- REQUIRED WORK -
Without changing anything, set down every line shown below.
*** MATERIAL SUPPLIED ***
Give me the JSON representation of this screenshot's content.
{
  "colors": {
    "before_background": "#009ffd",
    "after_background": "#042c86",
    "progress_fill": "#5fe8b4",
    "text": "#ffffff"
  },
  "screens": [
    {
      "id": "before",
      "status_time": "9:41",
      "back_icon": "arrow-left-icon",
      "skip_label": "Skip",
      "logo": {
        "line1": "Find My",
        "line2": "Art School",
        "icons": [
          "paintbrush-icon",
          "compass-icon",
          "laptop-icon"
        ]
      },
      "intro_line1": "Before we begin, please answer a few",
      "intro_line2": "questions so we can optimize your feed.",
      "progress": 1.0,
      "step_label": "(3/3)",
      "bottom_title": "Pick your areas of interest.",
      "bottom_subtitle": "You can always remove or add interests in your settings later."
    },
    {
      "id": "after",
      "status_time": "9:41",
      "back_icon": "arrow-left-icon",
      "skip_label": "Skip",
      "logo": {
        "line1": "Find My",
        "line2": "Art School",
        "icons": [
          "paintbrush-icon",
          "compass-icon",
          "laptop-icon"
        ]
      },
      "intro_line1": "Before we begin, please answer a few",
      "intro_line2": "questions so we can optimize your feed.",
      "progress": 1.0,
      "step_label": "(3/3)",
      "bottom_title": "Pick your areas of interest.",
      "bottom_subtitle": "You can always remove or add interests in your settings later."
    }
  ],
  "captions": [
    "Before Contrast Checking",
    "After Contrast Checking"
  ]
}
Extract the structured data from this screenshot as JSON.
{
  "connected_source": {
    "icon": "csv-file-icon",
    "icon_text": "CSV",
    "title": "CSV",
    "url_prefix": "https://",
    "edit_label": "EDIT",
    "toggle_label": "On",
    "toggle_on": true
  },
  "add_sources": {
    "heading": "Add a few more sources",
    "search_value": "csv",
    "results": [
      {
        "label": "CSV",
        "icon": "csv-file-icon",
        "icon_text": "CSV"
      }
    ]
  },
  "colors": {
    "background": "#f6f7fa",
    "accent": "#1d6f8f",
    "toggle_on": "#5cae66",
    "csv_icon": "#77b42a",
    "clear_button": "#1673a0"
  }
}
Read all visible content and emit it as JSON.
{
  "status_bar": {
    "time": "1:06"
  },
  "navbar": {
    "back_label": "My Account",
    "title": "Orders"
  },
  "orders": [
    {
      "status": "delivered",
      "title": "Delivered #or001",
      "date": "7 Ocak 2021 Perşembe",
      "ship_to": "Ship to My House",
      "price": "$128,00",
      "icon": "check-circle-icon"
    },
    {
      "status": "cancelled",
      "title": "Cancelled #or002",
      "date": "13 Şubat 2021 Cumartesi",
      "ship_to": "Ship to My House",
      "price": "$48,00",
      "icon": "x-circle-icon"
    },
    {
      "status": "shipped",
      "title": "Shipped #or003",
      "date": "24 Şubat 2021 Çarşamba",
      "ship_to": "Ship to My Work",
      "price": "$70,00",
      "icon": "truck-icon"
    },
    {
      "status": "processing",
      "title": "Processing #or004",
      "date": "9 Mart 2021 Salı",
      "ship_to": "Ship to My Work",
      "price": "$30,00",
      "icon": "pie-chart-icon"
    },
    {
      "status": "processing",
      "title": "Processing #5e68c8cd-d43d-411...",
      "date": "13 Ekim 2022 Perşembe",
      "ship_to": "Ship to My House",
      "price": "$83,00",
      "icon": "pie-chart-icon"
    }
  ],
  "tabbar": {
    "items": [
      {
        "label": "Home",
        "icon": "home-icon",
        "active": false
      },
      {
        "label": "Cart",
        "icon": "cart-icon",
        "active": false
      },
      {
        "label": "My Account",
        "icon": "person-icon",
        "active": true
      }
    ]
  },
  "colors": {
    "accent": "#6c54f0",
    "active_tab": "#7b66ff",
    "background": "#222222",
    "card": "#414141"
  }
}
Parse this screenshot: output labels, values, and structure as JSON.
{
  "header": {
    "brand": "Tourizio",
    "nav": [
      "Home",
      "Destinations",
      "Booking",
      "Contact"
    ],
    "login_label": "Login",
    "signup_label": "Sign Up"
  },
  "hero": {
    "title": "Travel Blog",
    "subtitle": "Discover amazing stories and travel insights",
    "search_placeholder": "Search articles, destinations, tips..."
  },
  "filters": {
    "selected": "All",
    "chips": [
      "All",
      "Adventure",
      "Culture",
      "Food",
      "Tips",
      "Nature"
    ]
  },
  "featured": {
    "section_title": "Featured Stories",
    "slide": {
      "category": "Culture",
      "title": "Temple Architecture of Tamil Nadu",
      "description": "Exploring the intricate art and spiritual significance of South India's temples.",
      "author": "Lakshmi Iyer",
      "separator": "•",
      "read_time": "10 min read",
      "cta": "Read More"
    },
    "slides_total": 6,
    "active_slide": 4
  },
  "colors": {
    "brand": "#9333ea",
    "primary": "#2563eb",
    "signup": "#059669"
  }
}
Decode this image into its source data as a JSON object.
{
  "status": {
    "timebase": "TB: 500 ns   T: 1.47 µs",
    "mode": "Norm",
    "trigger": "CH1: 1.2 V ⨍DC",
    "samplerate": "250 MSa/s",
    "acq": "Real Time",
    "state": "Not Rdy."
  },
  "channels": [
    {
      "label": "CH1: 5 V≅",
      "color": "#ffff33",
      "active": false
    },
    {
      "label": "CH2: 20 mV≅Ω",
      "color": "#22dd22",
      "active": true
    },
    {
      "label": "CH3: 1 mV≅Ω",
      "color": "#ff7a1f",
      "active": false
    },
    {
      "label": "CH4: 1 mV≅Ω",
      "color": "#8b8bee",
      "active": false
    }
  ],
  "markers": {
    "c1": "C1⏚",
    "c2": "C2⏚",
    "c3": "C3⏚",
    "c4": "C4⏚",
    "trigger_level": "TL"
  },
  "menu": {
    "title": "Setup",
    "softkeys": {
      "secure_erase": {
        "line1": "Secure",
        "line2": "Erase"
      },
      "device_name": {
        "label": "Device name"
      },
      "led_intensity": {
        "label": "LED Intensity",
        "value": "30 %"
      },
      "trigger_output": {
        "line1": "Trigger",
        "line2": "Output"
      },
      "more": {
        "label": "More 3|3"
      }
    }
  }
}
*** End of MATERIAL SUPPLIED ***
- ANSWER TO THIS PROBLEM -
Give me the JSON representation of this screenshot's content.
{
  "colors": {
    "before_background": "#009ffd",
    "after_background": "#042c86",
    "progress_fill": "#5fe8b4",
    "text": "#ffffff"
  },
  "screens": [
    {
      "id": "before",
      "status_time": "9:41",
      "back_icon": "arrow-left-icon",
      "skip_label": "Skip",
      "logo": {
        "line1": "Find My",
        "line2": "Art School",
        "icons": [
          "paintbrush-icon",
          "compass-icon",
          "laptop-icon"
        ]
      },
      "intro_line1": "Before we begin, please answer a few",
      "intro_line2": "questions so we can optimize your feed.",
      "progress": 1.0,
      "step_label": "(3/3)",
      "bottom_title": "Pick your areas of interest.",
      "bottom_subtitle": "You can always remove or add interests in your settings later."
    },
    {
      "id": "after",
      "status_time": "9:41",
      "back_icon": "arrow-left-icon",
      "skip_label": "Skip",
      "logo": {
        "line1": "Find My",
        "line2": "Art School",
        "icons": [
          "paintbrush-icon",
          "compass-icon",
          "laptop-icon"
        ]
      },
      "intro_line1": "Before we begin, please answer a few",
      "intro_line2": "questions so we can optimize your feed.",
      "progress": 1.0,
      "step_label": "(3/3)",
      "bottom_title": "Pick your areas of interest.",
      "bottom_subtitle": "You can always remove or add interests in your settings later."
    }
  ],
  "captions": [
    "Before Contrast Checking",
    "After Contrast Checking"
  ]
}
Extract the structured data from this screenshot as JSON.
{
  "connected_source": {
    "icon": "csv-file-icon",
    "icon_text": "CSV",
    "title": "CSV",
    "url_prefix": "https://",
    "edit_label": "EDIT",
    "toggle_label": "On",
    "toggle_on": true
  },
  "add_sources": {
    "heading": "Add a few more sources",
    "search_value": "csv",
    "results": [
      {
        "label": "CSV",
        "icon": "csv-file-icon",
        "icon_text": "CSV"
      }
    ]
  },
  "colors": {
    "background": "#f6f7fa",
    "accent": "#1d6f8f",
    "toggle_on": "#5cae66",
    "csv_icon": "#77b42a",
    "clear_button": "#1673a0"
  }
}
Read all visible content and emit it as JSON.
{
  "status_bar": {
    "time": "1:06"
  },
  "navbar": {
    "back_label": "My Account",
    "title": "Orders"
  },
  "orders": [
    {
      "status": "delivered",
      "title": "Delivered #or001",
      "date": "7 Ocak 2021 Perşembe",
      "ship_to": "Ship to My House",
      "price": "$128,00",
      "icon": "check-circle-icon"
    },
    {
      "status": "cancelled",
      "title": "Cancelled #or002",
      "date": "13 Şubat 2021 Cumartesi",
      "ship_to": "Ship to My House",
      "price": "$48,00",
      "icon": "x-circle-icon"
    },
    {
      "status": "shipped",
      "title": "Shipped #or003",
      "date": "24 Şubat 2021 Çarşamba",
      "ship_to": "Ship to My Work",
      "price": "$70,00",
      "icon": "truck-icon"
    },
    {
      "status": "processing",
      "title": "Processing #or004",
      "date": "9 Mart 2021 Salı",
      "ship_to": "Ship to My Work",
      "price": "$30,00",
      "icon": "pie-chart-icon"
    },
    {
      "status": "processing",
      "title": "Processing #5e68c8cd-d43d-411...",
      "date": "13 Ekim 2022 Perşembe",
      "ship_to": "Ship to My House",
      "price": "$83,00",
      "icon": "pie-chart-icon"
    }
  ],
  "tabbar": {
    "items": [
      {
        "label": "Home",
        "icon": "home-icon",
        "active": false
      },
      {
        "label": "Cart",
        "icon": "cart-icon",
        "active": false
      },
      {
        "label": "My Account",
        "icon": "person-icon",
        "active": true
      }
    ]
  },
  "colors": {
    "accent": "#6c54f0",
    "active_tab": "#7b66ff",
    "background": "#222222",
    "card": "#414141"
  }
}
Parse this screenshot: output labels, values, and structure as JSON.
{
  "header": {
    "brand": "Tourizio",
    "nav": [
      "Home",
      "Destinations",
      "Booking",
      "Contact"
    ],
    "login_label": "Login",
    "signup_label": "Sign Up"
  },
  "hero": {
    "title": "Travel Blog",
    "subtitle": "Discover amazing stories and travel insights",
    "search_placeholder": "Search articles, destinations, tips..."
  },
  "filters": {
    "selected": "All",
    "chips": [
      "All",
      "Adventure",
      "Culture",
      "Food",
      "Tips",
      "Nature"
    ]
  },
  "featured": {
    "section_title": "Featured Stories",
    "slide": {
      "category": "Culture",
      "title": "Temple Architecture of Tamil Nadu",
      "description": "Exploring the intricate art and spiritual significance of South India's temples.",
      "author": "Lakshmi Iyer",
      "separator": "•",
      "read_time": "10 min read",
      "cta": "Read More"
    },
    "slides_total": 6,
    "active_slide": 4
  },
  "colors": {
    "brand": "#9333ea",
    "primary": "#2563eb",
    "signup": "#059669"
  }
}
Decode this image into its source data as a JSON object.
{
  "status": {
    "timebase": "TB: 500 ns   T: 1.47 µs",
    "mode": "Norm",
    "trigger": "CH1: 1.2 V ⨍DC",
    "samplerate": "250 MSa/s",
    "acq": "Real Time",
    "state": "Not Rdy."
  },
  "channels": [
    {
      "label": "CH1: 5 V≅",
      "color": "#ffff33",
      "active": false
    },
    {
      "label": "CH2: 20 mV≅Ω",
      "color": "#22dd22",
      "active": true
    },
    {
      "label": "CH3: 1 mV≅Ω",
      "color": "#ff7a1f",
      "active": false
    },
    {
      "label": "CH4: 1 mV≅Ω",
      "color": "#8b8bee",
      "active": false
    }
  ],
  "markers": {
    "c1": "C1⏚",
    "c2": "C2⏚",
    "c3": "C3⏚",
    "c4": "C4⏚",
    "trigger_level": "TL"
  },
  "menu": {
    "title": "Setup",
    "softkeys": {
      "secure_erase": {
        "line1": "Secure",
        "line2": "Erase"
      },
      "device_name": {
        "label": "Device name"
      },
      "led_intensity": {
        "label": "LED Intensity",
        "value": "30 %"
      },
      "trigger_output": {
        "line1": "Trigger",
        "line2": "Output"
      },
      "more": {
        "label": "More 3|3"
      }
    }
  }
}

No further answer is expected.